• **Instructions for the task**
Each entry below is to be printed verbatim.
START Input
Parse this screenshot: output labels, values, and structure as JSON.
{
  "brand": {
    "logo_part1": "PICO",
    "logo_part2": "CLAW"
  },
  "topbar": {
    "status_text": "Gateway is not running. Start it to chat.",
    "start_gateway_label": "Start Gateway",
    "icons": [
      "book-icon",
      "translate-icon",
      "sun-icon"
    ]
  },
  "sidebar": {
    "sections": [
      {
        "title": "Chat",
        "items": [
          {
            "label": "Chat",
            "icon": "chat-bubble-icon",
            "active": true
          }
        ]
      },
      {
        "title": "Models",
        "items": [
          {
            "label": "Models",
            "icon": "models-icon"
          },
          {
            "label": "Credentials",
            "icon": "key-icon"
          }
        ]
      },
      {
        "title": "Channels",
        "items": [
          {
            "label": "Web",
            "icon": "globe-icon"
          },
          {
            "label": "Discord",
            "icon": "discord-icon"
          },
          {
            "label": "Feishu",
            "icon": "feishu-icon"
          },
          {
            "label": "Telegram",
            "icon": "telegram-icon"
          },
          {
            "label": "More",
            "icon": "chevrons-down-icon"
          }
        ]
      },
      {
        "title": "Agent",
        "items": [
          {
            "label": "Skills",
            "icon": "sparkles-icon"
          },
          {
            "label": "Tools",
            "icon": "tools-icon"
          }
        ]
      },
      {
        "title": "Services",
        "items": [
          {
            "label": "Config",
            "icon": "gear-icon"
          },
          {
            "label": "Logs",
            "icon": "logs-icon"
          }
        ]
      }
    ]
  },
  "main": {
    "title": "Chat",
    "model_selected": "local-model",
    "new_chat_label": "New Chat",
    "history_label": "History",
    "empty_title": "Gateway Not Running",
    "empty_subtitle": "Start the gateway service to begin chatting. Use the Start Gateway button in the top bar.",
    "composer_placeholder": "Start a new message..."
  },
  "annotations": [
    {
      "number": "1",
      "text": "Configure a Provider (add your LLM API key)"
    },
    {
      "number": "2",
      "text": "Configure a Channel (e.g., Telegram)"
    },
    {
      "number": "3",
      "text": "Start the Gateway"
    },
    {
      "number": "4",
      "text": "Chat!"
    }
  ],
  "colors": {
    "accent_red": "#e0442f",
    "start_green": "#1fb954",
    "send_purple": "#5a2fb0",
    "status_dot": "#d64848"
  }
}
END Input
• **Exercise response**
Parse this screenshot: output labels, values, and structure as JSON.
{
  "brand": {
    "logo_part1": "PICO",
    "logo_part2": "CLAW"
  },
  "topbar": {
    "status_text": "Gateway is not running. Start it to chat.",
    "start_gateway_label": "Start Gateway",
    "icons": [
      "book-icon",
      "translate-icon",
      "sun-icon"
    ]
  },
  "sidebar": {
    "sections": [
      {
        "title": "Chat",
        "items": [
          {
            "label": "Chat",
            "icon": "chat-bubble-icon",
            "active": true
          }
        ]
      },
      {
        "title": "Models",
        "items": [
          {
            "label": "Models",
            "icon": "models-icon"
          },
          {
            "label": "Credentials",
            "icon": "key-icon"
          }
        ]
      },
      {
        "title": "Channels",
        "items": [
          {
            "label": "Web",
            "icon": "globe-icon"
          },
          {
            "label": "Discord",
            "icon": "discord-icon"
          },
          {
            "label": "Feishu",
            "icon": "feishu-icon"
          },
          {
            "label": "Telegram",
            "icon": "telegram-icon"
          },
          {
            "label": "More",
            "icon": "chevrons-down-icon"
          }
        ]
      },
      {
        "title": "Agent",
        "items": [
          {
            "label": "Skills",
            "icon": "sparkles-icon"
          },
          {
            "label": "Tools",
            "icon": "tools-icon"
          }
        ]
      },
      {
        "title": "Services",
        "items": [
          {
            "label": "Config",
            "icon": "gear-icon"
          },
          {
            "label": "Logs",
            "icon": "logs-icon"
          }
        ]
      }
    ]
  },
  "main": {
    "title": "Chat",
    "model_selected": "local-model",
    "new_chat_label": "New Chat",
    "history_label": "History",
    "empty_title": "Gateway Not Running",
    "empty_subtitle": "Start the gateway service to begin chatting. Use the Start Gateway button in the top bar.",
    "composer_placeholder": "Start a new message..."
  },
  "annotations": [
    {
      "number": "1",
      "text": "Configure a Provider (add your LLM API key)"
    },
    {
      "number": "2",
      "text": "Configure a Channel (e.g., Telegram)"
    },
    {
      "number": "3",
      "text": "Start the Gateway"
    },
    {
      "number": "4",
      "text": "Chat!"
    }
  ],
  "colors": {
    "accent_red": "#e0442f",
    "start_green": "#1fb954",
    "send_purple": "#5a2fb0",
    "status_dot": "#d64848"
  }
}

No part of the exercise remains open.